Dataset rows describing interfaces
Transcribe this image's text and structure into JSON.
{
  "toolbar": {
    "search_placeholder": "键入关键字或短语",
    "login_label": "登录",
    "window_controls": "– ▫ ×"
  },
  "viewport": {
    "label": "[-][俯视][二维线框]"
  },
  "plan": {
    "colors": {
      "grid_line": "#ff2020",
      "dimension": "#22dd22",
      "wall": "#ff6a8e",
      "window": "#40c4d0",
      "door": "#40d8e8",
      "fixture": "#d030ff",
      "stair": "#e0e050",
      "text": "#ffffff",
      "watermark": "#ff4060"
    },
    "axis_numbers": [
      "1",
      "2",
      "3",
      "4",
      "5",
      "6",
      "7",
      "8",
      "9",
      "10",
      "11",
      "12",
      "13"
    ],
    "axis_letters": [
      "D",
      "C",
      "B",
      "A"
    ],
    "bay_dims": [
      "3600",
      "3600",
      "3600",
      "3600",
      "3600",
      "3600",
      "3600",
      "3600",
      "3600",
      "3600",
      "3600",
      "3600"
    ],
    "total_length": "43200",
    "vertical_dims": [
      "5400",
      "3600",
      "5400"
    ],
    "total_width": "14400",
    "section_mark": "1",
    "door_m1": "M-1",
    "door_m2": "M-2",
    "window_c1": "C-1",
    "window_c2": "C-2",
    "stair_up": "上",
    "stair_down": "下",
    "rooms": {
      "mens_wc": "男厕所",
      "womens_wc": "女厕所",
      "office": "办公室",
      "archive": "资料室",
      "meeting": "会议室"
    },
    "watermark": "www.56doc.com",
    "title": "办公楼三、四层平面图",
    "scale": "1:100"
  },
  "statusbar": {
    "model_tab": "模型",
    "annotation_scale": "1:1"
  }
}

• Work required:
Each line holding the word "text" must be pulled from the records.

• Expected answer:
Transcribe this image's text and structure into JSON.
      "text": "#ffffff",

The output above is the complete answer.